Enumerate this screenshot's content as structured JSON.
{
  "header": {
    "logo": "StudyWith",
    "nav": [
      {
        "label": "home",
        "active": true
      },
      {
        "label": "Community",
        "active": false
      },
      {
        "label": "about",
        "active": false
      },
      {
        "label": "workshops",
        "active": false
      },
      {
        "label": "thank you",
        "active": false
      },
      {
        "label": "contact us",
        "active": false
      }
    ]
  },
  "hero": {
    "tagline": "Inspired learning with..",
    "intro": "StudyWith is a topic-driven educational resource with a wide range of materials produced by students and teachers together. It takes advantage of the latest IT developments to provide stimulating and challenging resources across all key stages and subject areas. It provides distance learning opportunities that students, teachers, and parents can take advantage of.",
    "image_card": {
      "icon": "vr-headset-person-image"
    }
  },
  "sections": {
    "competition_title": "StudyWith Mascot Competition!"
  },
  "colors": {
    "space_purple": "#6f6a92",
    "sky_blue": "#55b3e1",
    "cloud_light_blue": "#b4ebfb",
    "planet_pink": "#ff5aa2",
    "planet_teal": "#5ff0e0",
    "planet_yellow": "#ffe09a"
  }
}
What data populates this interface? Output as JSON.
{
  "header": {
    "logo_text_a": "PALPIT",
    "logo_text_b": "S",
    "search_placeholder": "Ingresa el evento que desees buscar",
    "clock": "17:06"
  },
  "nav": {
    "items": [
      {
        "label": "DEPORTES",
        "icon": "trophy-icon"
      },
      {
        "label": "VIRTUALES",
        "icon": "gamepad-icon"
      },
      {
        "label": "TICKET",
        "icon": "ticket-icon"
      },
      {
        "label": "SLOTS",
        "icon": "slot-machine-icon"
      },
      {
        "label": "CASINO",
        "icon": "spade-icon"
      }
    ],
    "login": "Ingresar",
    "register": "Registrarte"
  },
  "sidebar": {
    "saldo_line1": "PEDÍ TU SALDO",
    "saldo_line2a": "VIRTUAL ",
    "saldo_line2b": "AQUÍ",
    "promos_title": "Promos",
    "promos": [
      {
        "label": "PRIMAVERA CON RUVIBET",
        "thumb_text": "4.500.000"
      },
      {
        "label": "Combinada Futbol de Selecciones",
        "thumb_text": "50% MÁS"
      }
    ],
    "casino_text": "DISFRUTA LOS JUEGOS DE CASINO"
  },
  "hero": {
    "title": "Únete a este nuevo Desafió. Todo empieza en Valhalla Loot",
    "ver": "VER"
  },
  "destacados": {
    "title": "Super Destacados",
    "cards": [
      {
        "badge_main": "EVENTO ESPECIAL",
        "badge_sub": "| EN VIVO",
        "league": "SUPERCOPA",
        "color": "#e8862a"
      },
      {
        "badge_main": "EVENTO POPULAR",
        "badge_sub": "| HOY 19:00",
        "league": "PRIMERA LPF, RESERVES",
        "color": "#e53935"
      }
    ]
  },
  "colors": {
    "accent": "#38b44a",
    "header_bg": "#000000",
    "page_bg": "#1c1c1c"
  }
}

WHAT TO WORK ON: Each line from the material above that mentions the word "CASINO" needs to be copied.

WRITTEN ANSWER:
        "label": "CASINO",
    "casino_text": "DISFRUTA LOS JUEGOS DE CASINO"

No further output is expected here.